Exercise: Your task is to repeat the data exactly, every line of it.

[Recorded data]
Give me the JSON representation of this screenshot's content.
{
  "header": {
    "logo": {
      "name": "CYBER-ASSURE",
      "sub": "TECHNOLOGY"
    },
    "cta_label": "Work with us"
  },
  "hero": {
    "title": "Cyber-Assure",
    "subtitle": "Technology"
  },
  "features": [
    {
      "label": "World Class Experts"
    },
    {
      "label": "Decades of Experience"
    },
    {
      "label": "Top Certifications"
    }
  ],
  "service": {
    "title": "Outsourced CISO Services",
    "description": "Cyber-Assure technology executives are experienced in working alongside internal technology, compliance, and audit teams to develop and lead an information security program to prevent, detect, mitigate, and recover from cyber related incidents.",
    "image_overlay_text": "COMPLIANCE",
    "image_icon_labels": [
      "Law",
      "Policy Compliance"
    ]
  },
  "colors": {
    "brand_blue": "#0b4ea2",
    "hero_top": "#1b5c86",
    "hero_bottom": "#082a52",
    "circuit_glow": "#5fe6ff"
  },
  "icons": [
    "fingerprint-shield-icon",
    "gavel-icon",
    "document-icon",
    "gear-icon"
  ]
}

Response to this task:
Give me the JSON representation of this screenshot's content.
{
  "header": {
    "logo": {
      "name": "CYBER-ASSURE",
      "sub": "TECHNOLOGY"
    },
    "cta_label": "Work with us"
  },
  "hero": {
    "title": "Cyber-Assure",
    "subtitle": "Technology"
  },
  "features": [
    {
      "label": "World Class Experts"
    },
    {
      "label": "Decades of Experience"
    },
    {
      "label": "Top Certifications"
    }
  ],
  "service": {
    "title": "Outsourced CISO Services",
    "description": "Cyber-Assure technology executives are experienced in working alongside internal technology, compliance, and audit teams to develop and lead an information security program to prevent, detect, mitigate, and recover from cyber related incidents.",
    "image_overlay_text": "COMPLIANCE",
    "image_icon_labels": [
      "Law",
      "Policy Compliance"
    ]
  },
  "colors": {
    "brand_blue": "#0b4ea2",
    "hero_top": "#1b5c86",
    "hero_bottom": "#082a52",
    "circuit_glow": "#5fe6ff"
  },
  "icons": [
    "fingerprint-shield-icon",
    "gavel-icon",
    "document-icon",
    "gear-icon"
  ]
}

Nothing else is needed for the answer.